How going to a fitness center can change your life, make you stronger, and put punch in your life

Gyms epitomize grunting and sweaty bodies. We resent the scantily clad men and women, prancing around, wrestling with free weights, admiring their bodies in full-length mirrors. We avoid gyms like the plague.

What if I told you that the only motor vehicles on earth were 11-feet tall monster-trucks, 12-feet wide, and came with 66-inch tires, complete with methanol-injected engines? There is little truth in such a statement. Monster-trucks are custom-built creations, aren’t allowed on public roads and make up less than 0.1 % of all vehicles on the planet.

I’d rather introduce you to the 21st century fitness facilities, where “gyms,” fitness centres, are safe havens, where the focus has shifted, and not everybody cavorts around showing off their physique.


We’re not doomed: Habits can change!

Habits aren’t destiny and what you and I can do about it

We resignedly accept out lot: our habits are our destiny—impossible to escape. As is the case with our genes, we believe we cannot divorce our habits. It’s part of our humanness, it’s engrained in our fiber. Our inner man, our fixed mindset, determines the single path our lives will follow—set immutably.

“Not so fast,” says Charles Duhigg, author of: The Power of Habit. Why we do what we do in life and in business. By understanding how it came that we stopped to consciously make choices, by understanding how our behaviours became automatic, we can rebuild those patterns in whichever way we choose.

A $6.00 (partial)-fix for our healthcare woes

How an inexpensive resistance band can have such an unlikely potential!

I must be out of my mind to make such a claim.
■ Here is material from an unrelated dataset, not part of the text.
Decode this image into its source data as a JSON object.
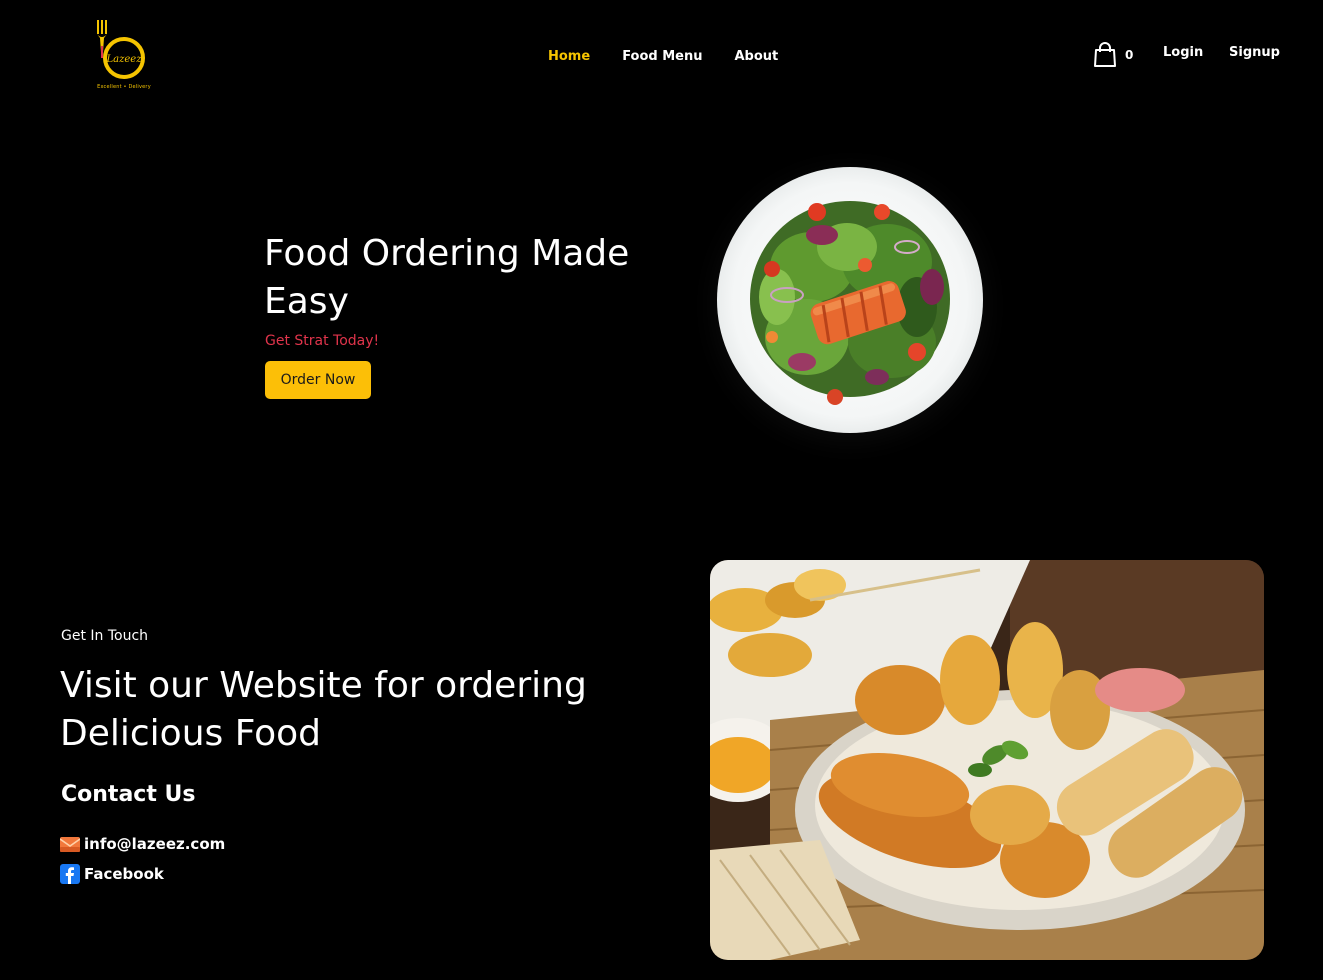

Or perhaps not.

The collective wisdom is clear: solving a country’s healthcare woes is a precarious and challenging task. Resolving it is close to inconceivable. Offering simplistic and sensational solutions can be an indication of lack of insight, if not downright insensible. If researchers, physicians, health insurers, administrators, politicians and academics can’t come to an agreement on fixing the system, what hope is there for for John and Jane Public?

BBruger-1-sm resistance band

image courtesy

Escape the burden of failed New Year’s resolutions

Set yourself up for success: have a phenomenal 2016 by using a different strategy

Happy belated New Year!

Most of us are sick already of hearing the over-used phrase. It sounds so, old. We’re deep into the second week of January, and reality is setting in. The festivities and vacation time with friends and family is something of the past, it is but a fond memory. We are back in the salt mines. For many of us it is what it is: another day, another dollar. For those who have retired it may be another grim year with bleak prospects—empty days filled with blandness and solitude.



Why we should rethink the belief that aging equals decline.

And how can we debunk this misconstrued view.

As children we yearned to be “old enough.” We were so desperate to be grown-up enough, in order to go do things. I can recall how I argued my case with Mother to be allowed to go buy bread and milk at the corner café for the first time.

Soon after that accomplishment, I pushed for permission to cycle to school on my own. This hankering did not diminish as a teenager, as I pestered my parents long before it was time for my driver’s licence.